Our latest free printables are cards for the Logical Adjective Game and the Logical Adverb Game.
|Practical Life - Care of the Environment|
|Age||3 - 4|
This activity teaches the child how to dust furniture.
- Invite the child to the shelf
- Take a dustcloth with both hands from the basket and show it to the child
- Take it to the child's table and place it in the center
- Place the chair with the left front leg next to the left front leg of the table, so that they touch.
- Stand on the right side of the child
- Unfold the dustcloth slowly
- Place the index finger of one hand in the center of the cloth
- With the other hand fold the corners to the center
- Turn the dustcloth so it will lay straight in front of you
- Fold the dustcloth in half
- Turn it a quarter of a circle and fold in half again. (Now you have a small folded square dustcloth)
- Take the cloth in you right hand and place the left had around the left edge of the table
- Move the dustcloth from left to right, horizontally, starting at the top. Move slowly
- Coming at the end turn the cloth slightly to "catch" the dust.
- Repeat steps 13 and 14 until the whole table has been dusted horizontally.
- Now move the dustcloth vertically starting at the upper left corner.
- Repeat step 14 when coming to the edge of the table.
- Dust the whole table vertically.
- Hold the dustcloth in both hands and take outside or to an open window.
- Shake it out by holding it at a corner, turn your head in the opposite direction.
- Again hold it in both hands and place it back in the center of the table
- Fold it into a square

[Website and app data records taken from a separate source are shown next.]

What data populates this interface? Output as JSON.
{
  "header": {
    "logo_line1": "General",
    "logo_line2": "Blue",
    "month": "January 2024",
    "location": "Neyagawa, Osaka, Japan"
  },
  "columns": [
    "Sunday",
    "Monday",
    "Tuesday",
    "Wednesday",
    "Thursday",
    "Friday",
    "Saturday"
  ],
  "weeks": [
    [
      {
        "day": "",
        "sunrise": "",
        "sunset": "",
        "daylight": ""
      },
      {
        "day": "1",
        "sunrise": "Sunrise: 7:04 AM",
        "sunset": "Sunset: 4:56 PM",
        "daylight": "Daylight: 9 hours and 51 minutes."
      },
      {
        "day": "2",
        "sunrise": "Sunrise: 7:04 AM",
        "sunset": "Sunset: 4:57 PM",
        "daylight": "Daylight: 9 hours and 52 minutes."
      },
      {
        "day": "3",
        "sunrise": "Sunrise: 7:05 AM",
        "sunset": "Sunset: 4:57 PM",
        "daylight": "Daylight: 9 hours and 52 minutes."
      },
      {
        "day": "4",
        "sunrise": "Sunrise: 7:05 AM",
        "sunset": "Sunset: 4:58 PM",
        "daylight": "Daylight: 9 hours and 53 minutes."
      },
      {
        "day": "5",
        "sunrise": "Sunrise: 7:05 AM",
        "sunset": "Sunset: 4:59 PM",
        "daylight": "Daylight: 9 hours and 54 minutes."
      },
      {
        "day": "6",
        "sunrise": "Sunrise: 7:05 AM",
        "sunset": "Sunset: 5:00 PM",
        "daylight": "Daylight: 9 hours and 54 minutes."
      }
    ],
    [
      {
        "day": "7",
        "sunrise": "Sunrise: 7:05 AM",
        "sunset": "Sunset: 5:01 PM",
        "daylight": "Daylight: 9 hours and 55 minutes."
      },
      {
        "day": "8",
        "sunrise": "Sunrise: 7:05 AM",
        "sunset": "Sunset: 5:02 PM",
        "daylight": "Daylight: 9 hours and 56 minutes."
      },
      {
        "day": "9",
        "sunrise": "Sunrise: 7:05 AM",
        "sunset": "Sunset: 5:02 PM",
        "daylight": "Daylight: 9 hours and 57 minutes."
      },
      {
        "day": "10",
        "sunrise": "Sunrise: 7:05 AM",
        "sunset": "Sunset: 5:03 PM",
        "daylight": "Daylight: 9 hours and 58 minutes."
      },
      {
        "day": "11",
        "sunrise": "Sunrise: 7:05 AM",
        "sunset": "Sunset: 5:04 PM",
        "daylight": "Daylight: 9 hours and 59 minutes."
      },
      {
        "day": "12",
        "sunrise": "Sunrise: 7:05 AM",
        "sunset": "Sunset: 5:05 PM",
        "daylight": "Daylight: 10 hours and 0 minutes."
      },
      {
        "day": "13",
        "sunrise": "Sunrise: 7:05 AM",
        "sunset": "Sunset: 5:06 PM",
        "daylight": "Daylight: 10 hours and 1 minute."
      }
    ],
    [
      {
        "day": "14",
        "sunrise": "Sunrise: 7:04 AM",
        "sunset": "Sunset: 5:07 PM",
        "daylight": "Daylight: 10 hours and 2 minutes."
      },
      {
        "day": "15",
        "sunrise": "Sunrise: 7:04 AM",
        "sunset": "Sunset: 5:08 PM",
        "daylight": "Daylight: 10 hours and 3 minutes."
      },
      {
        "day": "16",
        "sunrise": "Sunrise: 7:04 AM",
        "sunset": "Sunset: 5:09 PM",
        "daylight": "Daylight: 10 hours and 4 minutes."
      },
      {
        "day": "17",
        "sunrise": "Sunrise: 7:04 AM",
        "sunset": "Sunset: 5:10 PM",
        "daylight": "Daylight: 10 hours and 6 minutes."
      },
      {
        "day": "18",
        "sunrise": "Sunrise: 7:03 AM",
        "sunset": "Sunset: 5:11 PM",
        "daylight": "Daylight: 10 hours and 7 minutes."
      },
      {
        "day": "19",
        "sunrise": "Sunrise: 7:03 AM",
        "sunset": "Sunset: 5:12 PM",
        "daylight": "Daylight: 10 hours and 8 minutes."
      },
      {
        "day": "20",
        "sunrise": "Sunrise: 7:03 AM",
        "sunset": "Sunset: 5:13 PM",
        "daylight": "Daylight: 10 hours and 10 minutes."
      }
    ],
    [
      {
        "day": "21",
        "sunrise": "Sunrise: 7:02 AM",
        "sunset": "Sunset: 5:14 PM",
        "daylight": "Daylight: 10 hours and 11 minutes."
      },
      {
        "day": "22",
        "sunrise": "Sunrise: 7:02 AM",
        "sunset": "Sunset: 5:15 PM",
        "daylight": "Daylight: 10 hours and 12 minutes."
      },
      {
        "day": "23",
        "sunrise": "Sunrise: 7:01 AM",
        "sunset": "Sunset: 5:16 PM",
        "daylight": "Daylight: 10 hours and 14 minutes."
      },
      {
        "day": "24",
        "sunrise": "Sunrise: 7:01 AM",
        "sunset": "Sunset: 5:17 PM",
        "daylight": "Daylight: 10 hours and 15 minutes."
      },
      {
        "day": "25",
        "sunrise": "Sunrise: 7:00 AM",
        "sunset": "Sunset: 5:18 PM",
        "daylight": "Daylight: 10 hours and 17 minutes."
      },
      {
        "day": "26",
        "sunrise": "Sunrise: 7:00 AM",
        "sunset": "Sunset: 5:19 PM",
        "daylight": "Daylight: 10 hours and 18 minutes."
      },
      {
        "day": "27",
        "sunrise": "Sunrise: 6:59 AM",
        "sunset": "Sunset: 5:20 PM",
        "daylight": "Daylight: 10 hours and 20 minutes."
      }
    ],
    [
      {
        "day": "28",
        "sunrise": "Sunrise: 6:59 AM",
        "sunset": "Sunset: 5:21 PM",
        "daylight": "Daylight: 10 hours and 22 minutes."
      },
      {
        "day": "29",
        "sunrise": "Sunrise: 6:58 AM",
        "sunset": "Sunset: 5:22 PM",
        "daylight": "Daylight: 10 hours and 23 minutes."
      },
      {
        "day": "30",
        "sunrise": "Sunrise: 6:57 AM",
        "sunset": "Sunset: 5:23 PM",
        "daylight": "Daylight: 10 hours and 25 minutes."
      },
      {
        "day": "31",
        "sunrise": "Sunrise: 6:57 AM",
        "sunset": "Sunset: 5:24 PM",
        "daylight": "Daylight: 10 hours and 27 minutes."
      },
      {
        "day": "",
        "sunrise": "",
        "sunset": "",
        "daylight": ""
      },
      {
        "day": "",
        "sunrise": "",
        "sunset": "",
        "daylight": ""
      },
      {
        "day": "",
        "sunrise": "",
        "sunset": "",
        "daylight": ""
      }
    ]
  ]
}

- Invite the child to dust the table.
Follow up: Check to see if the child puts everything back in its place helping him if needed.
Obs: If this is not the way tables are dusted in your culture, show the child how to dust your way.
Points of Interest
Looking at the dust in the dustcloth
Control of Error
The dust left on the table
Variations and Extensions
The child can dust the shelves
- Teaching Montessori in the Home: The Pre-School Years by Elizabeth G. Hainstock, page 26